### Task details
If a line of the data below contains the string "TurboSmooth", copy it into your answer.

++++ Information given ++++

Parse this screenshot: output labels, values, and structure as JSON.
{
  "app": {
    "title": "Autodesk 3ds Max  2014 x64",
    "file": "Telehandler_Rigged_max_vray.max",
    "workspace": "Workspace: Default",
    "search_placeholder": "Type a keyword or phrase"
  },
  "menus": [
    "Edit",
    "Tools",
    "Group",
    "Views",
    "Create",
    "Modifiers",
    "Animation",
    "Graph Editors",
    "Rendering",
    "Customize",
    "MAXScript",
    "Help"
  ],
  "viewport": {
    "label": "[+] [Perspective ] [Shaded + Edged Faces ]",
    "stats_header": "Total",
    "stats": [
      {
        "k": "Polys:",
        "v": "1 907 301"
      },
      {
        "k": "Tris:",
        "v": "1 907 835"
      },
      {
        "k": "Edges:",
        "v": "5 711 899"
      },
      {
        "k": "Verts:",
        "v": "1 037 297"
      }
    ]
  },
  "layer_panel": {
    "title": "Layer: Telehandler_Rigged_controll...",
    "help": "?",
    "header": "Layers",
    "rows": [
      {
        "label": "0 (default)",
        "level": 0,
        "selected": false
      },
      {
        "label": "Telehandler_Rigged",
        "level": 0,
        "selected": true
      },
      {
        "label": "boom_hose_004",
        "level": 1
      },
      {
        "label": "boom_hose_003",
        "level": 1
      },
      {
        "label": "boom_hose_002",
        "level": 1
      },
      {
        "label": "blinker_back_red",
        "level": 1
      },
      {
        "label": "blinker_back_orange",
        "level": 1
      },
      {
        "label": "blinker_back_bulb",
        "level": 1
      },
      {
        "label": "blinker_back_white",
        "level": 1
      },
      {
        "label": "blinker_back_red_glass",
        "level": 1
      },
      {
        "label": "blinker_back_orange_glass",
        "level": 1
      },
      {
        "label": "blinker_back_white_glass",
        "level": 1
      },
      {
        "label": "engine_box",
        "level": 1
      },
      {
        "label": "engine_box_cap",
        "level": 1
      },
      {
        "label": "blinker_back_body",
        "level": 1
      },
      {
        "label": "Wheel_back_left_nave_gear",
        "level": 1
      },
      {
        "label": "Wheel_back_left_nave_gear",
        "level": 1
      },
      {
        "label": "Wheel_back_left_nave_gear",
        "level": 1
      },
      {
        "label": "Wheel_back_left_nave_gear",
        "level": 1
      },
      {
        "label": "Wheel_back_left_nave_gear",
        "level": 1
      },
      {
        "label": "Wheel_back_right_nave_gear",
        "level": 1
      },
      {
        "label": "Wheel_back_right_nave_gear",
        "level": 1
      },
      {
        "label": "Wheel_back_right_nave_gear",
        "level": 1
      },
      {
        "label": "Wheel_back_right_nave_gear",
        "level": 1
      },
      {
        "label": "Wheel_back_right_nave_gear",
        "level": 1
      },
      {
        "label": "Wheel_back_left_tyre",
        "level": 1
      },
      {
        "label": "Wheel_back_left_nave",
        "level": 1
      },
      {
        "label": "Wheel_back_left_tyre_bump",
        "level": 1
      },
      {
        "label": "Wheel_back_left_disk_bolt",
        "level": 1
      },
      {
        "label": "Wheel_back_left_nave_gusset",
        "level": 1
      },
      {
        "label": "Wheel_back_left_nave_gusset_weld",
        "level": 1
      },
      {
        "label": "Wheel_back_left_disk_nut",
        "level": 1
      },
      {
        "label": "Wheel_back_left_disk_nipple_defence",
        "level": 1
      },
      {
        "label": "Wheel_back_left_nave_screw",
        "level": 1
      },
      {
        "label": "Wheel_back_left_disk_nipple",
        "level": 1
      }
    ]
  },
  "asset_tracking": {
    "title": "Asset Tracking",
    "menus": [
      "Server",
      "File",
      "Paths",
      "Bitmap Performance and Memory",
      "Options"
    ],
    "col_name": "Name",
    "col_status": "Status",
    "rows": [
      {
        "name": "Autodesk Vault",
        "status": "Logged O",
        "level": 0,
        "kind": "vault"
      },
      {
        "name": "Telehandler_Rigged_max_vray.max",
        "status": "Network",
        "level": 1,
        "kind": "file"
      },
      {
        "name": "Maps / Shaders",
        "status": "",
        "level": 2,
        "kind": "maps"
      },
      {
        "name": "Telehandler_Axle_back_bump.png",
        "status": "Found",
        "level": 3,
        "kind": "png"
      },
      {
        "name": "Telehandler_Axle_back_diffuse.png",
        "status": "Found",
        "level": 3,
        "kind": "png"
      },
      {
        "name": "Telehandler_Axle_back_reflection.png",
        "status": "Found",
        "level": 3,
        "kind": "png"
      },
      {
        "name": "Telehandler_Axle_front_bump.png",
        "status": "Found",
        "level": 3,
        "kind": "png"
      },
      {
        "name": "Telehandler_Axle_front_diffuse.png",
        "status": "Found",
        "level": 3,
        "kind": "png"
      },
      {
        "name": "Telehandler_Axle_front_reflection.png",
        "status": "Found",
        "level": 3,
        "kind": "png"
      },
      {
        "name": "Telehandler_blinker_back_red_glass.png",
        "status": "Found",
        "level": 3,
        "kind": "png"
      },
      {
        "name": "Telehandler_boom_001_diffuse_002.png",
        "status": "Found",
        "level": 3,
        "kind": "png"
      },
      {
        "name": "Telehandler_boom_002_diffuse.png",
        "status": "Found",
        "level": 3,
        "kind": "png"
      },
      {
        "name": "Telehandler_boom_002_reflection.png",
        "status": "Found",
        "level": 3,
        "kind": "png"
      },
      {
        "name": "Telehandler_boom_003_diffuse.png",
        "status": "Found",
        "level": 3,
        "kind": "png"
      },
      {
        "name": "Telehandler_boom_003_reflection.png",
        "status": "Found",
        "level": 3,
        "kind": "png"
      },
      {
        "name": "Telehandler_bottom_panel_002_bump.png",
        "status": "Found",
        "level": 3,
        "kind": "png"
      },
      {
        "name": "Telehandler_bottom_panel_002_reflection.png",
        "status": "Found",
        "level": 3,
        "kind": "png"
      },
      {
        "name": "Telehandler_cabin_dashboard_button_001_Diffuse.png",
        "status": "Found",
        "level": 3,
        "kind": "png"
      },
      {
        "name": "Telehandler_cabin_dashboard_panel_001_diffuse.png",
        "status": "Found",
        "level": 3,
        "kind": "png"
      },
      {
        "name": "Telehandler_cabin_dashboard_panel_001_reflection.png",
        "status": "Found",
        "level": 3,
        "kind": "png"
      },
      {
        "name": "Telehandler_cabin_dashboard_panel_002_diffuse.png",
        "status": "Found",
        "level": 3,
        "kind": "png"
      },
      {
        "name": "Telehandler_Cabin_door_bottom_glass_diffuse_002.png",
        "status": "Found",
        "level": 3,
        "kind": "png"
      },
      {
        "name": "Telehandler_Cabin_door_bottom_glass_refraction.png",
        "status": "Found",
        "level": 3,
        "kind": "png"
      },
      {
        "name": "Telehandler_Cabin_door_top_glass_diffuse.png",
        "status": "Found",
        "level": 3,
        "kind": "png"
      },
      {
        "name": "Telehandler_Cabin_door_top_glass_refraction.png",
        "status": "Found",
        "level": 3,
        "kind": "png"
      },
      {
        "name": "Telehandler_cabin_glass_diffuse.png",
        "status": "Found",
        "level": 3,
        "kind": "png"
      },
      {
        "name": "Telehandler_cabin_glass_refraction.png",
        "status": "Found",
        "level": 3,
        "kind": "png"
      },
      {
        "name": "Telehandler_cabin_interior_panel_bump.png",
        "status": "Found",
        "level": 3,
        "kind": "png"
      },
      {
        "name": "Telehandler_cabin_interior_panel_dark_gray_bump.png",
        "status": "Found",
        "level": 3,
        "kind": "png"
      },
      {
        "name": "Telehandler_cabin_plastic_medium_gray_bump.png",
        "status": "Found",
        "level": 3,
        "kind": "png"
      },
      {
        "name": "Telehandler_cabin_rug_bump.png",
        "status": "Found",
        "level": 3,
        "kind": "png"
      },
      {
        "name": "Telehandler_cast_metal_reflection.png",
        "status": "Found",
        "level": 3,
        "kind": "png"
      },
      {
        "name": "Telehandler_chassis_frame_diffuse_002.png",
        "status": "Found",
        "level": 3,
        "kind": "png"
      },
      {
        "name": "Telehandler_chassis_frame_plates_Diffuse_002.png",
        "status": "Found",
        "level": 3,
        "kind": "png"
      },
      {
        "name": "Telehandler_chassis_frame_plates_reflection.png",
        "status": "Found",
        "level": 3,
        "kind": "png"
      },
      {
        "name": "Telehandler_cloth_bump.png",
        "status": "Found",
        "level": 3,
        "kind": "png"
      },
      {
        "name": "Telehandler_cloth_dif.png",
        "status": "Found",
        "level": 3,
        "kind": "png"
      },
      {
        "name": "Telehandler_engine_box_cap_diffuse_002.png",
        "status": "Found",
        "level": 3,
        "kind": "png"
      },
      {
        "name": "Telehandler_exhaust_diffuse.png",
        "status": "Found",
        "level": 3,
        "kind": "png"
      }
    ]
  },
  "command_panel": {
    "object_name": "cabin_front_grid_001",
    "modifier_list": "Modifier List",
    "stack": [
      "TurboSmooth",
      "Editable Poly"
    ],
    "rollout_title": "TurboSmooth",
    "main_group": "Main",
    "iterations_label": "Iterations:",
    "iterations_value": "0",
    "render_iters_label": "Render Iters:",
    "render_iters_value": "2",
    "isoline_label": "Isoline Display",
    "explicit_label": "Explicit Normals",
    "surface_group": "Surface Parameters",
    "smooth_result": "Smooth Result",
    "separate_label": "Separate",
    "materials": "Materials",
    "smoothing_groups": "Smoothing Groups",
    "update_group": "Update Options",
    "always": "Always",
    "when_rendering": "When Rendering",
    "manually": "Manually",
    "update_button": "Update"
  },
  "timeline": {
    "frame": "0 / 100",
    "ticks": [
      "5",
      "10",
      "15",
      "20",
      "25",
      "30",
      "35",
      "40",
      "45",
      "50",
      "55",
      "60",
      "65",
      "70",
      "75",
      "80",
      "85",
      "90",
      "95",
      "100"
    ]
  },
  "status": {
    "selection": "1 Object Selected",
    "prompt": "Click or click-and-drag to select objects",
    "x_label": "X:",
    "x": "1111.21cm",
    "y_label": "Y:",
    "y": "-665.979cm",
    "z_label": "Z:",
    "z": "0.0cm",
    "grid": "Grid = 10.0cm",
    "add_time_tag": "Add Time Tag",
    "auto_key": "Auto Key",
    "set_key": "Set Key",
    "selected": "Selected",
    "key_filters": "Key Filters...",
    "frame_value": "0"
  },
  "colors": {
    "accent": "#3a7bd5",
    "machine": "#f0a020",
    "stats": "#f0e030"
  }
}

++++

### Output of the exercise
      "TurboSmooth",
    "rollout_title": "TurboSmooth",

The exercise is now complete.